Tom and Jerry, the world famous cat and mouse from Hanna and Barbera, return to the big (and small) screen in a live-action/CG-animated hybrid film, which has the same humor you come to expect from the duo, but the dullness of a modern children’s comedy trying so hard to be funny, yet will only appeal to the youngest of kids. The good thing I can say about this mediocre mess of a film is that, unlike the previous animated film from 1992, the cat and mouse do not talk. As you can expect, they fight, slap, chase, pull, prod, and many other things, yet while all the action is happening, we have to sit through a story concerning human characters that we end up caring little about, making us wish we had better things to do.
Nomadland has been getting quite the buzz lately in terms of awards season; it won the Golden Lion at the Venice Film Festival, and has now been nominated for four Golden Globes, including ‘Best Motion Picture – Drama’. I would not even be surprised if it won the Golden Globe, let alone be nominated for the prestigious ‘Best Picture’ Oscar. Nomadland is a gorgeous, fantastic, calming film. In a world filled with films that feel the need to be bombastic, showy, and loud, in comes a film that ignores all the noise in favor of a character’s journey through an all-too-real world. Nomadland may actually be the most peaceful movie I have ever seen, and I doubt there will ever be another movie that shares its quietness with such captivation. It truly is amazing.
A quicker article today. I have a podcast called “Jon Talks” and it’s first episode just dropped titled, “Anime Valentine’s Fiasco”. It explains what went wrong on my end with the event but still gives thanks to everyone who participated. I hope you’ll give it a listen. You can find that here.
As long as there is political unrest in the world, film will always have something to say about it. Last year, something happened that shook up the entire nation; the death of George Floyd. Most people saw it as a motivation to start an uprising that could have quickly gone out of hand, while there were others on the opposite side who thought that there were much worse things to worry about. Judas and the Black Messiah is a film that came at a time when such things were a matter of discussion. It has as big of a voice as the political leaders and the people have; it is political as political can be.
Once in a while, a film comes along that you only watch once that becomes nothing but a distant memory later. Said film could have a dramatic actor in a contrived plot, dealing with messy situations only for it as a whole to not go anywhere. It is a film so disposable that you are most likely to find it at your local dollar store, or $5 bargain bin at Wal-Mart. I am of course talking about The Little Things.
The Little Things is the newest film in the Warner Bros. lot to be released both in theaters and on HBO Max, though I don’t even think it is worth even going out of your home to see (and not just because of the pandemic either). Instead, it is a film that does not do much with its story or genre, nor does it really have anything interesting to add either. It is just an excuse to give the likes of Denzel Washington, Rami Malek, and Jared Leto more work, though I doubt that anyone, except their fans, may even bother in checking it out. The promotional material even has the gall to play the “Academy Award Winner” card and pretend it is something special, when all it is is your typical detective crime-thriller comparable to the much-more interesting Se7en.
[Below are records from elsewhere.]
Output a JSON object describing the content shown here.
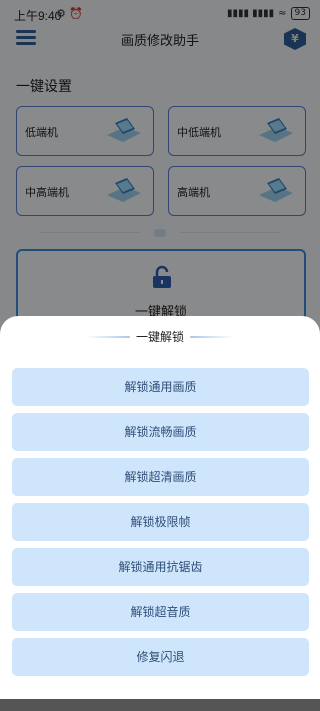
{
  "status_bar": {
    "time": "上午9:40",
    "signal": "▮▮▮▮ ▮▮▮▮",
    "wifi": "≈",
    "battery": "93"
  },
  "header": {
    "title": "画质修改助手"
  },
  "section": {
    "title": "一键设置"
  },
  "presets": [
    {
      "label": "低端机"
    },
    {
      "label": "中低端机"
    },
    {
      "label": "中高端机"
    },
    {
      "label": "高端机"
    }
  ],
  "unlock_card": {
    "label": "一键解锁"
  },
  "sheet": {
    "title": "一键解锁",
    "options": [
      {
        "label": "解锁通用画质"
      },
      {
        "label": "解锁流畅画质"
      },
      {
        "label": "解锁超清画质"
      },
      {
        "label": "解锁极限帧"
      },
      {
        "label": "解锁通用抗锯齿"
      },
      {
        "label": "解锁超音质"
      },
      {
        "label": "修复闪退"
      }
    ]
  },
  "icons": {
    "menu": "hamburger-icon",
    "currency": "yen-icon",
    "lock": "unlock-icon",
    "device": "phone-device-icon"
  },
  "colors": {
    "accent": "#2f5f9a",
    "card_border": "#5b7fd6",
    "option_bg": "#cfe5fb",
    "option_text": "#2f4f7a"
  }
}
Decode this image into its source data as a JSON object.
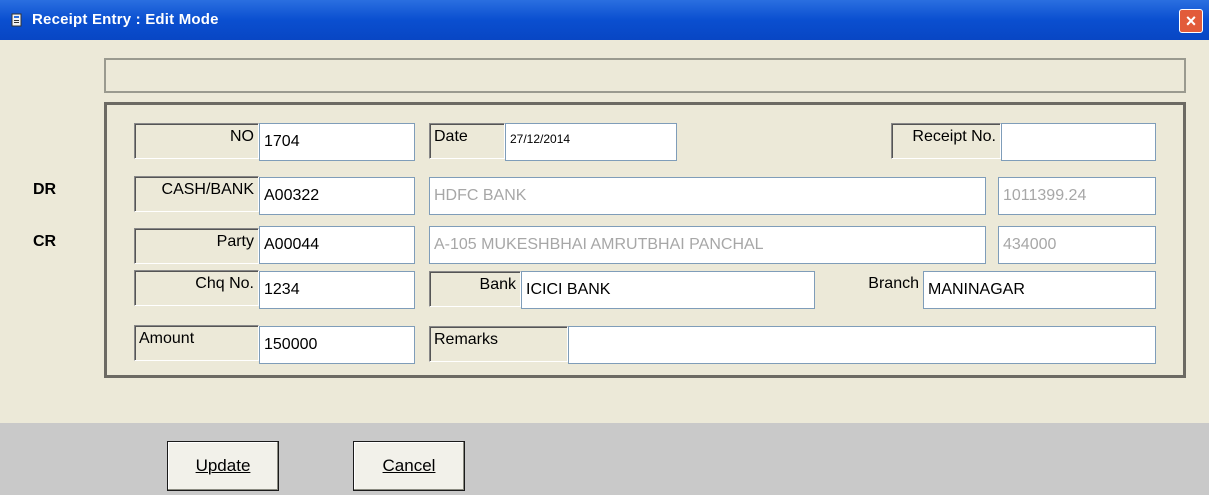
{
  "window": {
    "title": "Receipt Entry : Edit Mode",
    "close_label": "×"
  },
  "side_labels": {
    "dr": "DR",
    "cr": "CR"
  },
  "row_no": {
    "no_label": "NO",
    "no_value": "1704",
    "date_label": "Date",
    "date_value": "27/12/2014",
    "receipt_label": "Receipt No.",
    "receipt_value": ""
  },
  "row_cash": {
    "label": "CASH/BANK",
    "code": "A00322",
    "name": "HDFC BANK",
    "balance": "1011399.24"
  },
  "row_party": {
    "label": "Party",
    "code": "A00044",
    "name": "A-105 MUKESHBHAI AMRUTBHAI PANCHAL",
    "balance": "434000"
  },
  "row_chq": {
    "chq_label": "Chq No.",
    "chq_value": "1234",
    "bank_label": "Bank",
    "bank_value": "ICICI BANK",
    "branch_label": "Branch",
    "branch_value": "MANINAGAR"
  },
  "row_amount": {
    "amount_label": "Amount",
    "amount_value": "150000",
    "remarks_label": "Remarks",
    "remarks_value": ""
  },
  "buttons": {
    "update_label": "Update",
    "cancel_label": "Cancel"
  },
  "colors": {
    "titlebar": "#0a4fd0",
    "background": "#ece9d8",
    "footer": "#c9c9c9",
    "disabled_text": "#a7a7a7"
  }
}
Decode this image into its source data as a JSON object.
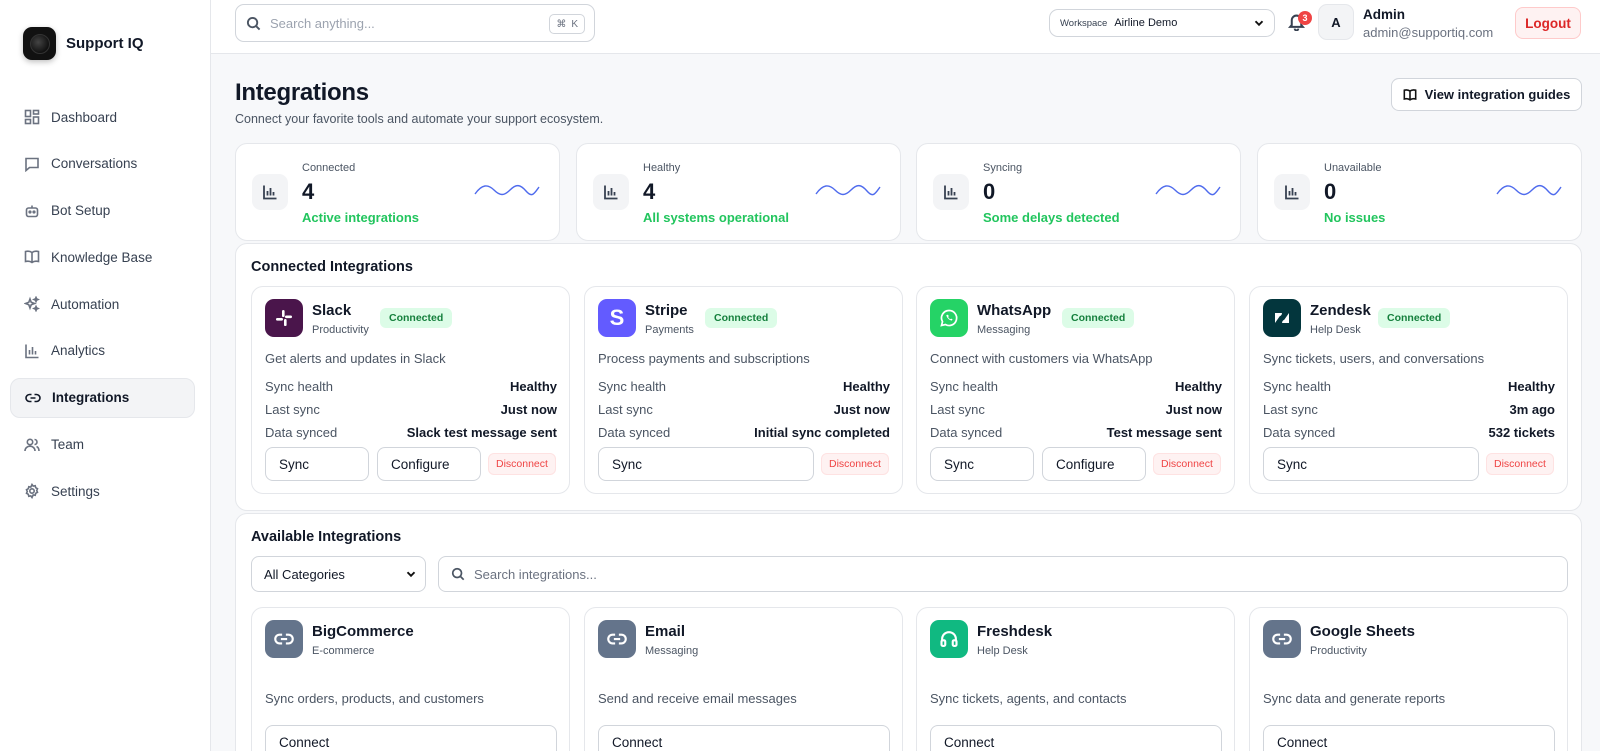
{
  "brand": {
    "name": "Support IQ"
  },
  "nav": [
    {
      "label": "Dashboard",
      "icon": "dashboard-icon"
    },
    {
      "label": "Conversations",
      "icon": "chat-icon"
    },
    {
      "label": "Bot Setup",
      "icon": "bot-icon"
    },
    {
      "label": "Knowledge Base",
      "icon": "book-icon"
    },
    {
      "label": "Automation",
      "icon": "sparkles-icon"
    },
    {
      "label": "Analytics",
      "icon": "bar-chart-icon"
    },
    {
      "label": "Integrations",
      "icon": "link-icon",
      "active": true
    },
    {
      "label": "Team",
      "icon": "users-icon"
    },
    {
      "label": "Settings",
      "icon": "gear-icon"
    }
  ],
  "topbar": {
    "search_placeholder": "Search anything...",
    "shortcut_symbol": "⌘",
    "shortcut_key": "K",
    "workspace_label": "Workspace",
    "workspace_value": "Airline Demo",
    "notifications_count": "3",
    "avatar_initial": "A",
    "user_name": "Admin",
    "user_email": "admin@supportiq.com",
    "logout_label": "Logout"
  },
  "page": {
    "title": "Integrations",
    "subtitle": "Connect your favorite tools and automate your support ecosystem.",
    "guides_label": "View integration guides"
  },
  "stats": [
    {
      "label": "Connected",
      "value": "4",
      "status": "Active integrations"
    },
    {
      "label": "Healthy",
      "value": "4",
      "status": "All systems operational"
    },
    {
      "label": "Syncing",
      "value": "0",
      "status": "Some delays detected"
    },
    {
      "label": "Unavailable",
      "value": "0",
      "status": "No issues"
    }
  ],
  "connected": {
    "title": "Connected Integrations",
    "row_labels": {
      "health": "Sync health",
      "last": "Last sync",
      "data": "Data synced"
    },
    "badge": "Connected",
    "sync_label": "Sync",
    "configure_label": "Configure",
    "disconnect_label": "Disconnect",
    "items": [
      {
        "name": "Slack",
        "category": "Productivity",
        "description": "Get alerts and updates in Slack",
        "health": "Healthy",
        "last_sync": "Just now",
        "data_synced": "Slack test message sent",
        "color": "#4a154b",
        "icon": "slack-icon"
      },
      {
        "name": "Stripe",
        "category": "Payments",
        "description": "Process payments and subscriptions",
        "health": "Healthy",
        "last_sync": "Just now",
        "data_synced": "Initial sync completed",
        "color": "#635bff",
        "icon": "stripe-icon"
      },
      {
        "name": "WhatsApp",
        "category": "Messaging",
        "description": "Connect with customers via WhatsApp",
        "health": "Healthy",
        "last_sync": "Just now",
        "data_synced": "Test message sent",
        "color": "#25d366",
        "icon": "whatsapp-icon"
      },
      {
        "name": "Zendesk",
        "category": "Help Desk",
        "description": "Sync tickets, users, and conversations",
        "health": "Healthy",
        "last_sync": "3m ago",
        "data_synced": "532 tickets",
        "color": "#03363d",
        "icon": "zendesk-icon"
      }
    ]
  },
  "available": {
    "title": "Available Integrations",
    "category_filter": "All Categories",
    "search_placeholder": "Search integrations...",
    "connect_label": "Connect",
    "items": [
      {
        "name": "BigCommerce",
        "category": "E-commerce",
        "description": "Sync orders, products, and customers",
        "color": "#64748b",
        "icon": "link-icon"
      },
      {
        "name": "Email",
        "category": "Messaging",
        "description": "Send and receive email messages",
        "color": "#64748b",
        "icon": "link-icon"
      },
      {
        "name": "Freshdesk",
        "category": "Help Desk",
        "description": "Sync tickets, agents, and contacts",
        "color": "#10b981",
        "icon": "headset-icon"
      },
      {
        "name": "Google Sheets",
        "category": "Productivity",
        "description": "Sync data and generate reports",
        "color": "#64748b",
        "icon": "link-icon"
      }
    ]
  },
  "colors": {
    "accent_green": "#22c55e",
    "danger": "#ef4444",
    "spark": "#4f6bed"
  }
}
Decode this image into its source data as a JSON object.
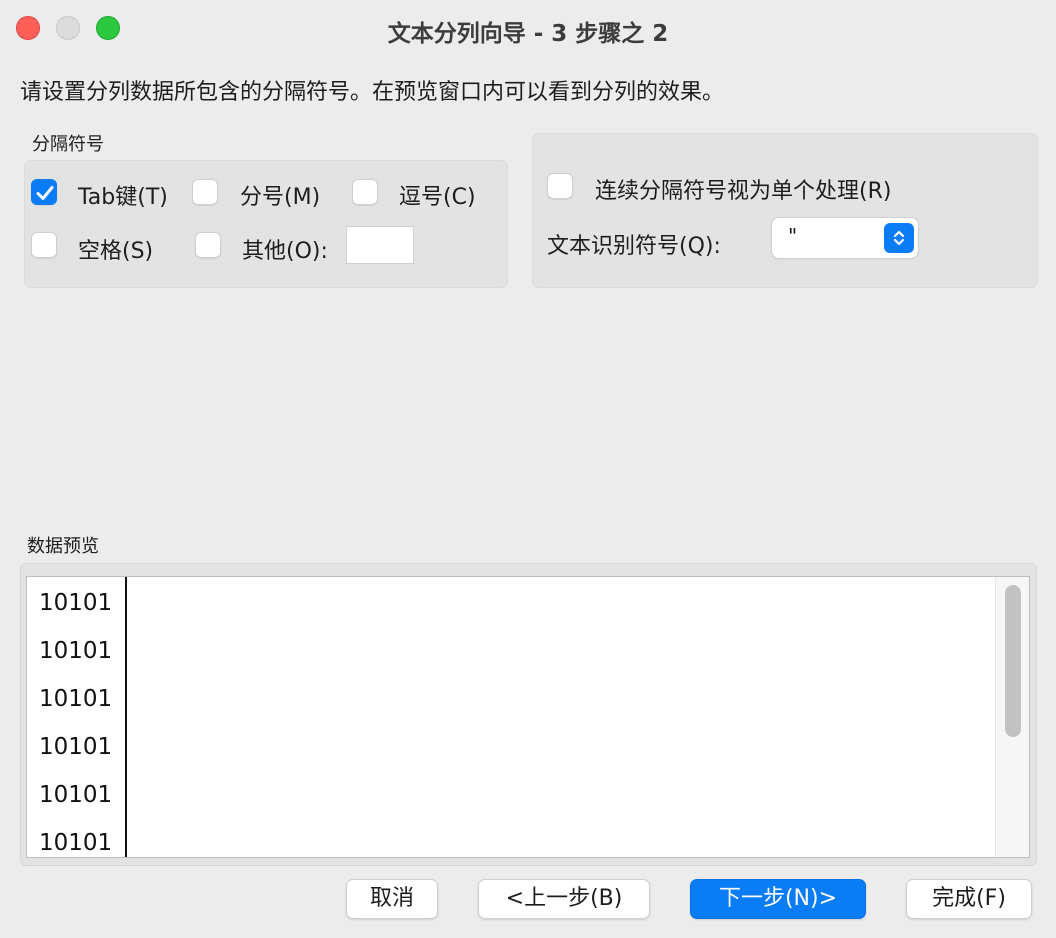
{
  "window": {
    "title": "文本分列向导 - 3 步骤之 2"
  },
  "instruction": "请设置分列数据所包含的分隔符号。在预览窗口内可以看到分列的效果。",
  "delimiters": {
    "group_label": "分隔符号",
    "tab": {
      "label": "Tab键(T)",
      "checked": true
    },
    "semicolon": {
      "label": "分号(M)",
      "checked": false
    },
    "comma": {
      "label": "逗号(C)",
      "checked": false
    },
    "space": {
      "label": "空格(S)",
      "checked": false
    },
    "other": {
      "label": "其他(O):",
      "checked": false,
      "value": ""
    }
  },
  "options": {
    "consecutive": {
      "label": "连续分隔符号视为单个处理(R)",
      "checked": false
    },
    "qualifier": {
      "label": "文本识别符号(Q):",
      "selected": "\""
    }
  },
  "preview": {
    "label": "数据预览",
    "rows": [
      "10101",
      "10101",
      "10101",
      "10101",
      "10101",
      "10101"
    ]
  },
  "buttons": {
    "cancel": "取消",
    "back": "<上一步(B)",
    "next": "下一步(N)>",
    "finish": "完成(F)"
  },
  "colors": {
    "accent": "#0a7cf5",
    "close": "#fe5f57",
    "zoom": "#2bc840"
  }
}
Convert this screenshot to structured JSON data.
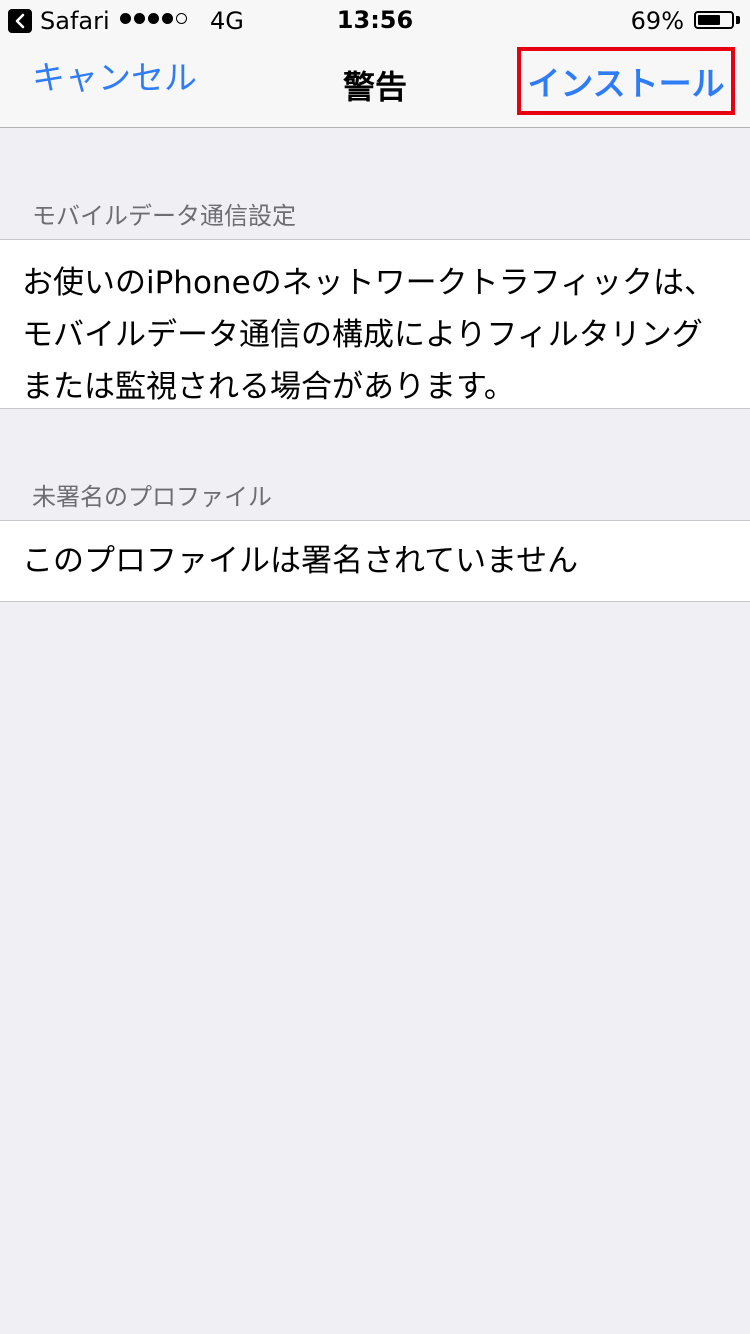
{
  "status_bar": {
    "back_app": "Safari",
    "network": "4G",
    "time": "13:56",
    "battery_percent": "69%",
    "battery_level": 0.69,
    "signal_bars_filled": 4,
    "signal_bars_total": 5
  },
  "nav": {
    "cancel_label": "キャンセル",
    "title": "警告",
    "install_label": "インストール",
    "accent_color": "#2e7cf6",
    "highlight_color": "#e60012"
  },
  "sections": [
    {
      "header": "モバイルデータ通信設定",
      "lines": [
        "お使いのiPhoneのネットワークトラフィックは、",
        "モバイルデータ通信の構成によりフィルタリング",
        "または監視される場合があります。"
      ]
    },
    {
      "header": "未署名のプロファイル",
      "lines": [
        "このプロファイルは署名されていません"
      ]
    }
  ]
}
John Lee Hancock writes and directs this seedy tale of a serial killer committing heinous crimes against young women in such a graphic display, as we see dead bodies getting investigated, while two detectives; one, an experienced rugged cop who knows the ins-and-outs of every crime scene (Washington), and the other, a rookie with love for his family and faith in God (Malek), try to search for him. It is clear that we have seen this type of movie many times before that it is pretty easy to just write off and forget about it later. I don’t even need to explain the story, you are getting what you see in a span of two hours.
The Little Things is a film that feels like it wants to be the next David Fincher film, though it is lower in the ranks of the previously mentioned Se7en , or Zodiac. In fact, it is probably disposable.
A long time ago I had planned to review and discuss each of the “big three” Key anime. Those being Air, Kanon (2006), and Clannad + After Story. Each a brain child of Jun Maeda, who would go on to make additional works that could easily be added to this initial list. However, I never got around to that article partially because I wasn’t sure how to convey just how radically different, while still being very much the same, each show was. Today I plan to retackle that very same article and explain the significance behind Kanon (2006).Continue reading “Key in Transition – Kanon (2006) Review & Discussion”→
Can you believe we’ve been at this for three years already? I’d like to thank every single one of you for continuing to support this project and allowing us all to discover some really cool stuff along the way! Today I have 32 submissions to share with you across multiple categories. So get comfortable with a nice warm beverage and enjoy everything we have to offer today.Continue reading “Jon’s Creator Showcase – Third Anniversary Edition”→